What do you like most about your job?

I'm in close contact with a lot of cutting-edge research from different disciplines. I like helping others along their career path and even though the research excellence in the proposals I review comes from the scientists, there are many more elements to a successful proposal (unfortunately) than an excellent research question, and if I can play a tiny role in increasing the quality of a proposal and having a positive impact on the researcher's career, I'm happy.

What does a typical day look for you?

There is no typical day and that's what I like. There are some things about my job that I can control (which events to organize, which initiatives to launch, whom to contact etc) but there are just as many requests from our clients that come to me in a very unpredictable manner. Before Covid (BC I guess), we were doing a lot of traveling as well, mostly to committees in Brussels with the European Commission, but also around Europe to other similar NCP (National Contact Point) organisations, and so that had its charm too. Certainly better than technical glitches of Webex et al.

What makes doing research in Luxembourg special?

Many things. Research culture is not so deep rooted in our society and comparably young. My previous university recently celebrated it's 560th anniversary. I think right now, research in Luxembourg is at a stage of consolidation, having successfully passed the first dynamic and maybe hectic years of puberty if I can borrow the analogy. While it has not yet become an integral part of everyday life, I think the ongoing pandemic as well other challenges (climate change, economic crises…) have demonstrated the importance of science to policy making and Luxembourgish citizens. Researchers in Luxembourg have a good infrastructure, a critical mass in key areas, a great mix of cultures and young talents, as well as very good funding and political support (although I'm sure some people will disagree). So I believe the signs look very promising for the coming years.

Which is your favorite place in Luxembourg?

I have many favorite places depending on season, weather, company and mood. I very much enjoy the Éisleck and the Stau (Lac de la Haute-Sûre) for relaxing, but there are many great spots for hiking and visiting. Just ask your Luxembourgish colleagues to take you on a trip next time…

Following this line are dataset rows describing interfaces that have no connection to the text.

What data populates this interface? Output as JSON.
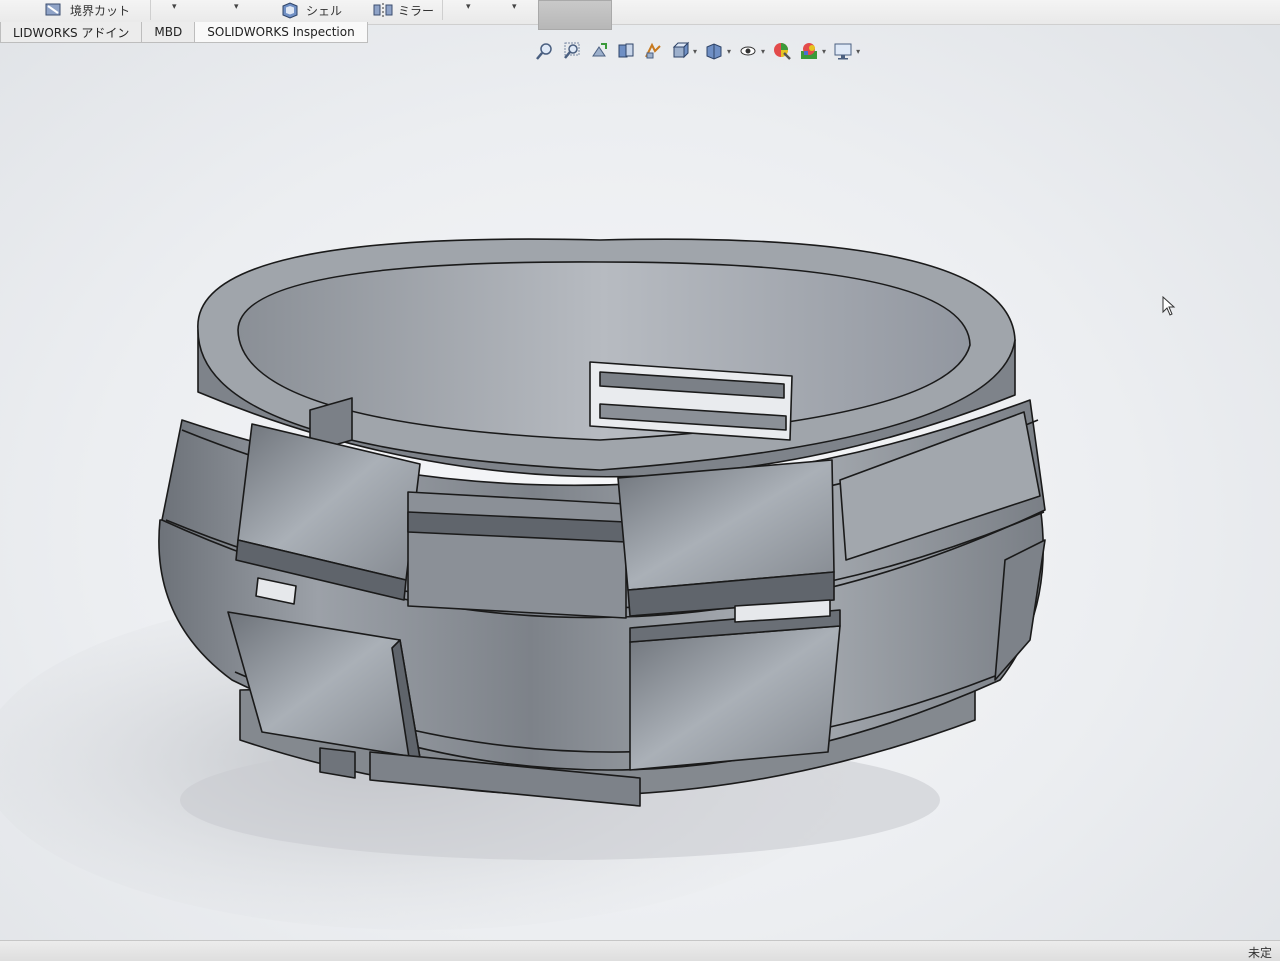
{
  "ribbon": {
    "boundary_cut_label": "境界カット",
    "shell_label": "シェル",
    "mirror_label": "ミラー"
  },
  "tabs": [
    {
      "label": "LIDWORKS アドイン"
    },
    {
      "label": "MBD"
    },
    {
      "label": "SOLIDWORKS Inspection"
    }
  ],
  "heads_up_toolbar": [
    "zoom-to-fit-icon",
    "zoom-to-area-icon",
    "previous-view-icon",
    "section-view-icon",
    "dynamic-annotation-view-icon",
    "view-orientation-icon",
    "display-style-icon",
    "hide-show-items-icon",
    "edit-appearance-icon",
    "apply-scene-icon",
    "view-settings-icon"
  ],
  "model": {
    "name": "slotted ring part",
    "color": "#8e939a"
  },
  "status": {
    "text": "未定"
  },
  "colors": {
    "viewport_bg": "#eceef1",
    "model_face": "#8e939a",
    "model_edge": "#1a1a1a"
  }
}
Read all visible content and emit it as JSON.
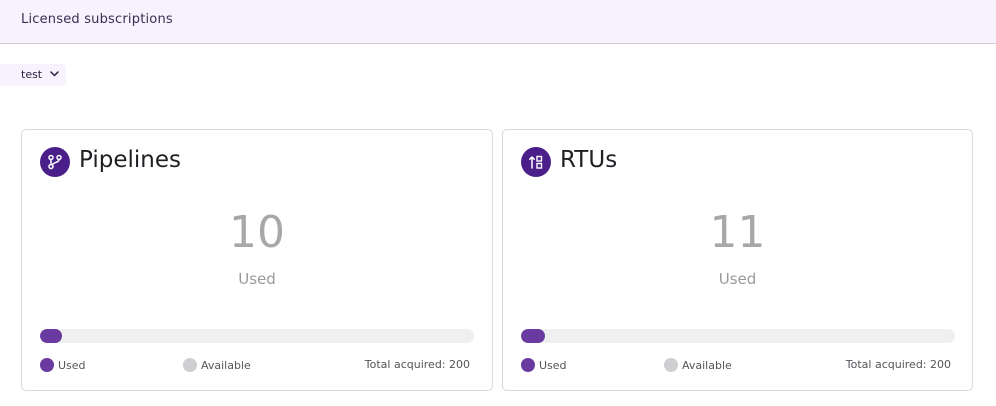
{
  "header": {
    "title": "Licensed subscriptions"
  },
  "environment": {
    "selected": "test",
    "icon": "chevron-down-icon"
  },
  "colors": {
    "accent": "#6a3aa1",
    "icon_bg": "#4a1f8a",
    "available": "#cfcfd2",
    "header_bg": "#f7f2fd"
  },
  "cards": [
    {
      "title": "Pipelines",
      "icon": "pipeline-icon",
      "used": "10",
      "used_label": "Used",
      "used_fraction": 0.05,
      "legend": {
        "used": "Used",
        "available": "Available",
        "total": "Total acquired: 200"
      }
    },
    {
      "title": "RTUs",
      "icon": "rtu-icon",
      "used": "11",
      "used_label": "Used",
      "used_fraction": 0.055,
      "legend": {
        "used": "Used",
        "available": "Available",
        "total": "Total acquired: 200"
      }
    }
  ]
}
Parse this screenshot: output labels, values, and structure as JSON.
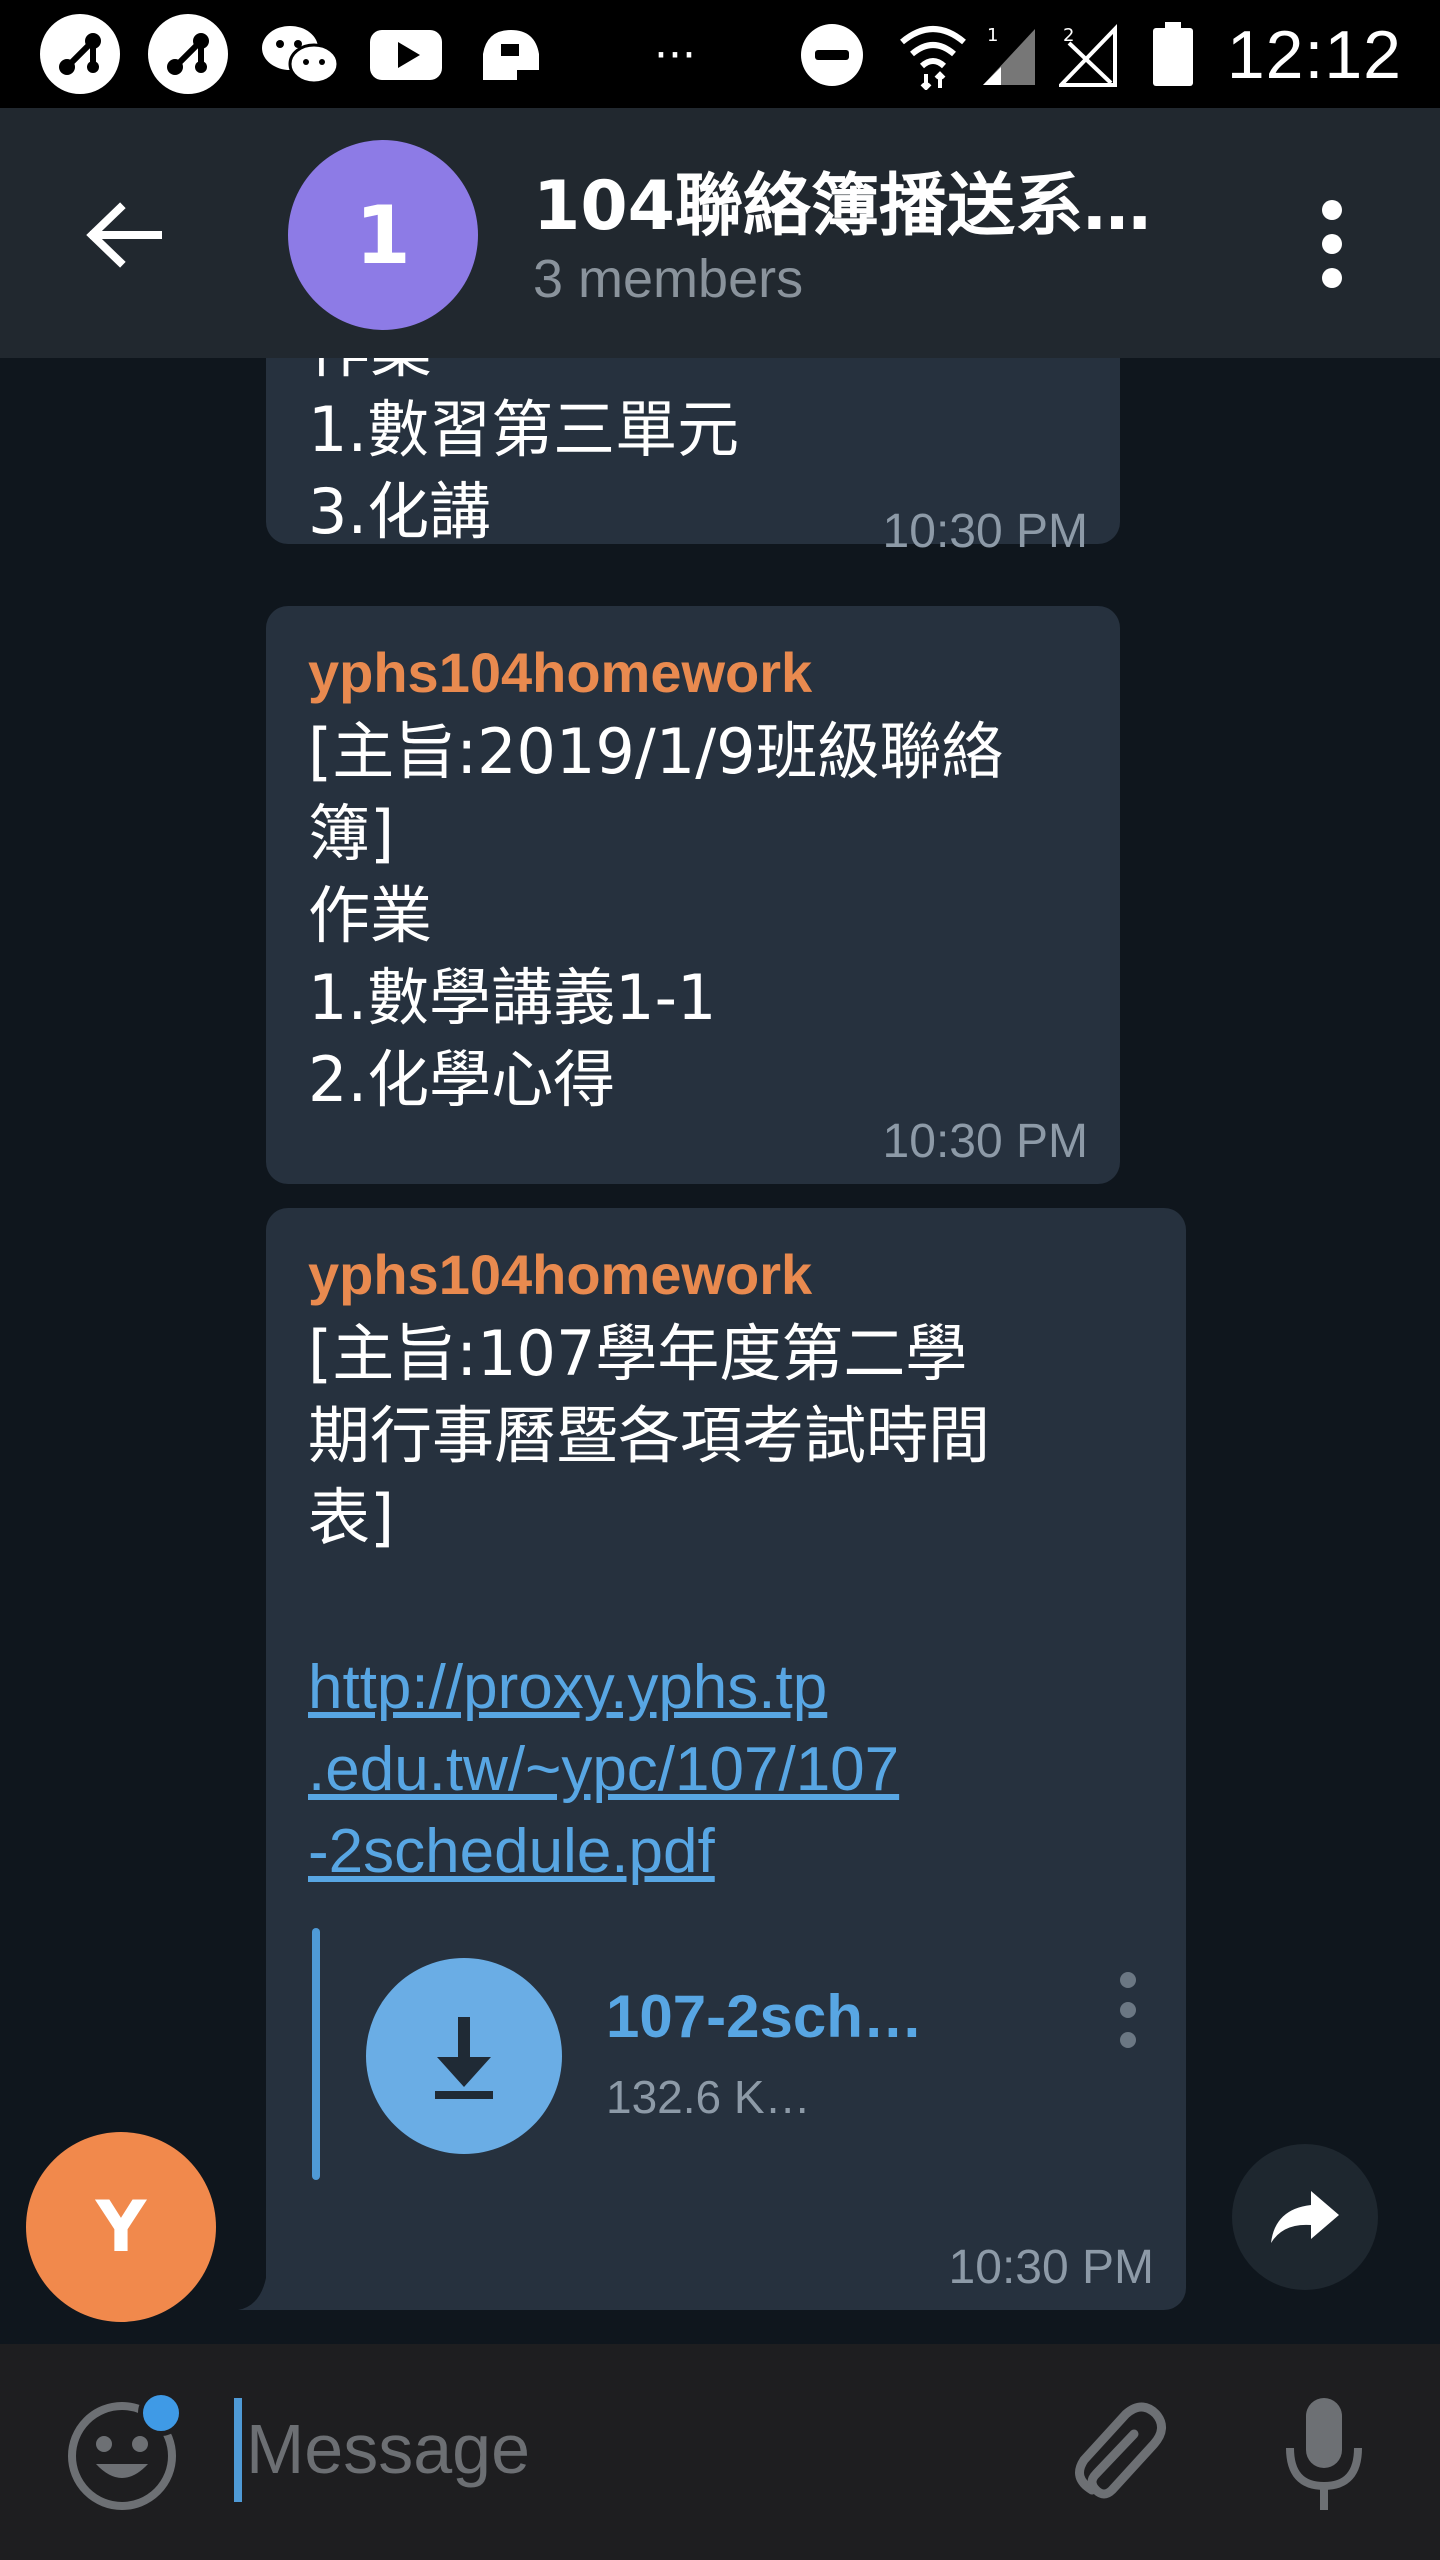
{
  "status_bar": {
    "time": "12:12",
    "icons": [
      "app-icon",
      "app-icon",
      "wechat-icon",
      "youtube-icon",
      "game-icon",
      "more-icon",
      "do-not-disturb-icon",
      "wifi-icon",
      "signal-icon",
      "signal-off-icon",
      "battery-icon"
    ],
    "more": "···"
  },
  "header": {
    "avatar_letter": "1",
    "title": "104聯絡簿播送系…",
    "subtitle": "3 members",
    "avatar_color": "#8d7be6"
  },
  "messages": [
    {
      "sender": "",
      "lines": [
        "作業",
        "1.數習第三單元",
        "3.化講"
      ],
      "time": "10:30 PM"
    },
    {
      "sender": "yphs104homework",
      "lines": [
        "[主旨:2019/1/9班級聯絡",
        "簿]",
        "作業",
        "1.數學講義1-1",
        "2.化學心得"
      ],
      "time": "10:30 PM"
    },
    {
      "sender": "yphs104homework",
      "lines": [
        "[主旨:107學年度第二學",
        "期行事曆暨各項考試時間",
        "表]"
      ],
      "link_lines": [
        "http://proxy.yphs.tp",
        ".edu.tw/~ypc/107/107",
        "-2schedule.pdf"
      ],
      "file": {
        "name": "107-2sch…",
        "size": "132.6 K…"
      },
      "time": "10:30 PM"
    }
  ],
  "sender_avatar": {
    "letter": "Y",
    "color": "#f1894c"
  },
  "input_bar": {
    "placeholder": "Message"
  },
  "colors": {
    "accent": "#58a6e3",
    "sender_name": "#e98a4f",
    "bubble": "#26313e",
    "background": "#0f161d"
  }
}
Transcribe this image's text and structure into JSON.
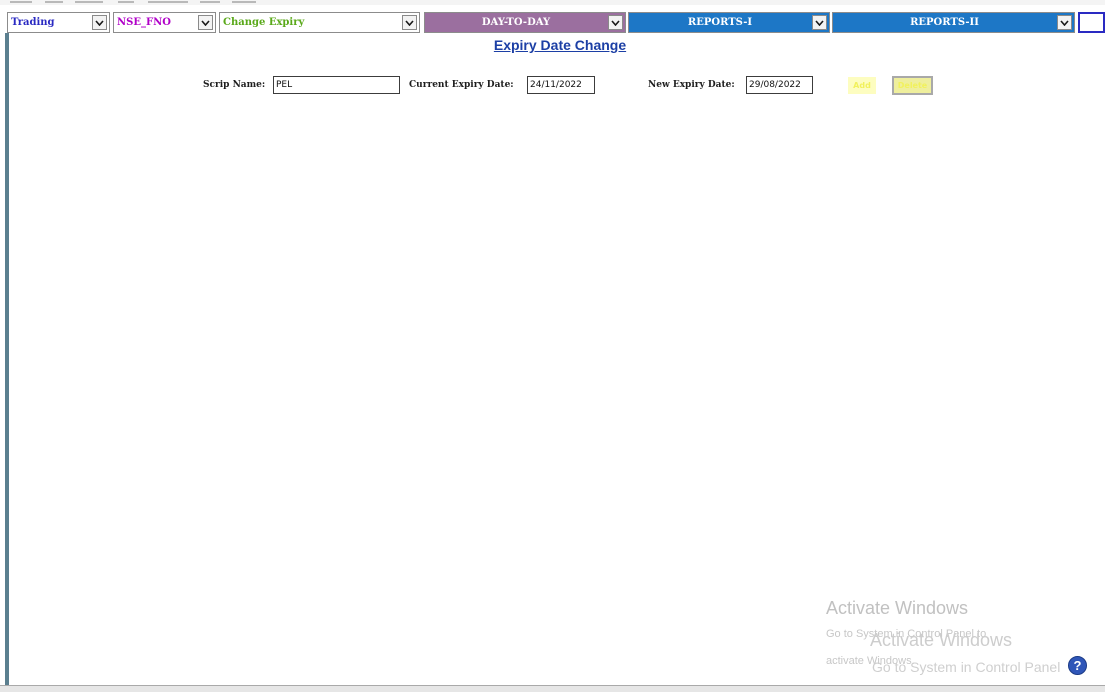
{
  "nav": {
    "items": [
      {
        "label": "Trading",
        "color": "#2a2ac2",
        "bg": "#ffffff"
      },
      {
        "label": "NSE_FNO",
        "color": "#b000c8",
        "bg": "#ffffff"
      },
      {
        "label": "Change Expiry",
        "color": "#5aa91a",
        "bg": "#ffffff"
      },
      {
        "label": "DAY-TO-DAY",
        "color": "#ffffff",
        "bg": "#9b6f9f"
      },
      {
        "label": "REPORTS-I",
        "color": "#ffffff",
        "bg": "#1d77c6"
      },
      {
        "label": "REPORTS-II",
        "color": "#ffffff",
        "bg": "#1d77c6"
      }
    ]
  },
  "page": {
    "title": "Expiry Date Change"
  },
  "form": {
    "scrip_label": "Scrip Name:",
    "scrip_value": "PEL",
    "current_label": "Current Expiry Date:",
    "current_value": "24/11/2022",
    "new_label": "New Expiry Date:",
    "new_value": "29/08/2022",
    "add_label": "Add",
    "delete_label": "Delete"
  },
  "watermark": {
    "title": "Activate Windows",
    "subtitle": "Go to System in Control Panel to",
    "subtitle2": "activate Windows.",
    "title_ghost": "Activate Windows",
    "subtitle_ghost": "Go to System in Control Panel"
  },
  "icons": {
    "help": "help-icon",
    "dropdown": "chevron-down-icon"
  }
}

What would you miss most when leaving Luxembourg?

Friends and family; Kënnbak an Träipen

What’s your advice for a newcomer to Luxembourg?

Try to join some local social clubs (music, sports, nature etc) and be active in local initiatives from your commune. It might require some courage and it might take some getting used to, but both sides will very much benefit from that effort. Luxembourgish people (outside academia at least) can be sometimes hard to getting to really know, but I believe (hope?) that in the end, it will be worth it. I've witnessed the change of our society during the last 30 years, and we owe a great deal of that development to the inflow of new talent and new ideas, so make sure to share them with the people around you.

What are your key objectives in your work?

  • Increase participation in Horizon Europe programme

  • Increase success rates of that participation

  • Foster new collaborations (cross-sectoral or (inter)national)

What is your favourite thing to do in Luxembourg?

Traveling abroad. Also: enjoying the outdoors, cooking, photography, gardening

Which 3 adjectives would you use to describe Luxembourg?

  • Dynamic

  • Reliable

  • Diverse

What was the most rewarding experience in your job so far?

I got a box of chocolates ones. But in all seriousness, seeing the impact that you can have in particular on young researchers that are in a position that I've been in not so long ago. Some of them will fail in obtaining the funding they were looking for, but for most, I hope, the learning experience has been a valuable lesson that will be applied to other challenges.